- Yo-Yo Ma Ma!: You’re body is running out of glycogen, it’s getting ready to switch to fat and then a gel gets thrown into the mix. Now what? You’re blood sugar levels spike and then DROP. Now you’re worse off than you were before you took the gel. I guess you shoulda just let fat take over.
- A Marathon Is No Place for Change: So now maybe you’re thinking this all makes pretty good sense but there’s no way you won’t eat something during a marathon. My advice? If it got you to 20 miles, it’ll get you to 26.2—especially when you consider the fact that the taper will supply you with more glycogen than you had on any of your long runs.
Prove It Mr. Smarty Pants
It would be easy for me to just tell you to do this and not back it up wouldn’t it? Ok, I will! First, let me enlist some professional help from famed running coach Greg McMillan (from the article where I first heard about low/no fueling):
Any carbohydrates ingested will be used by the body for fuel, and we don’t want this. We want to deny the body carbohydrates in these runs so that the muscles will become better at sparing the carbohydrate stores, more efficient at burning fat and used to running with lowered blood glucose levels. Now, many people think I’m crazy when I say this, but it works. It takes time to get adjusted to it if you have always been carbing up before and during your long runs, but with time and practice you can do it.
And here’s my own testimonial:

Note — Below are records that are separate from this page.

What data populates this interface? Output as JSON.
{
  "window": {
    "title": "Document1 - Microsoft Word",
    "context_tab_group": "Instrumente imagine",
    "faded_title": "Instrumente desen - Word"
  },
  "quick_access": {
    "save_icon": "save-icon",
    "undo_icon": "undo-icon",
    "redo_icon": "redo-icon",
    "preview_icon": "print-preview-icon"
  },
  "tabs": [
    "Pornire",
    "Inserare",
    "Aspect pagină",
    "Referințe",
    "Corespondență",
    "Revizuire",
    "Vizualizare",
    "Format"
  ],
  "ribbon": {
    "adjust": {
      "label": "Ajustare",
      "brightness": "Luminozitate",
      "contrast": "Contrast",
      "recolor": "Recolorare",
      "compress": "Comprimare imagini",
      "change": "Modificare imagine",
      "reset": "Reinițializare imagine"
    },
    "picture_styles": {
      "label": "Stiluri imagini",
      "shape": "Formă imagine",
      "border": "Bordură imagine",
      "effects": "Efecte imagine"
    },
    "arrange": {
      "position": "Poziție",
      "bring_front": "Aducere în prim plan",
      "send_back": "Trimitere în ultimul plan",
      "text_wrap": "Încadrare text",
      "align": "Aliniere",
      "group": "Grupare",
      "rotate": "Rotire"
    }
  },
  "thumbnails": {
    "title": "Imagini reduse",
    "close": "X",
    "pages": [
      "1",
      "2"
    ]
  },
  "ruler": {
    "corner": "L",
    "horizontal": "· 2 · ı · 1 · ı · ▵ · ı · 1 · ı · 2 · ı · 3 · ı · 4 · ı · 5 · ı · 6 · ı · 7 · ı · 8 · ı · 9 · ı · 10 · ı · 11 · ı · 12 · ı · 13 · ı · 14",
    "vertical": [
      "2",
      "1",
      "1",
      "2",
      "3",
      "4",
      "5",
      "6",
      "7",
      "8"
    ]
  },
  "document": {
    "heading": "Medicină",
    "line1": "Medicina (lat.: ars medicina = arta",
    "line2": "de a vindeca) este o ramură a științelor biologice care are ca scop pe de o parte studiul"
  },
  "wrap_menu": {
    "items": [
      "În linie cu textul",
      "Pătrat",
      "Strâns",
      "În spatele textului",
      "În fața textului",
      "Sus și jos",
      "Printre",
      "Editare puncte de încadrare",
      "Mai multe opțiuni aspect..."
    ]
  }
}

- Fueling: I ran six marathons. I finished at almost exactly four hours at each of them except one. My personal best was a 3:42 and was run on what is called “the flattest course in Canada.”
- No-Fueling: I ran a 3:38 (a new PB) on May 20th on the hardest, hilliest course I’ve ever run a marathon on. Of course, I also changed form/technique, shoes and how I trained for that marathon too—but those are discussions for another day.
Words of Caution
Even though I believe strongly in the no-fueling approach, it would be irresponsible for me to tell you to immediately stop fueling on long runs. If you currently fuel on long runs, please adopt this approach very gradually so your body can adapt.
The last and, for some of you, best enticement I might be able to give to do long runs sans-fuel is this: You will lose more weight. That 100 or so calories you ingest in a gel is 100 calories you could have burned from that bulge around your middle. I know people who eat three or four gels during one long run (I used to be one of them).
You do the math.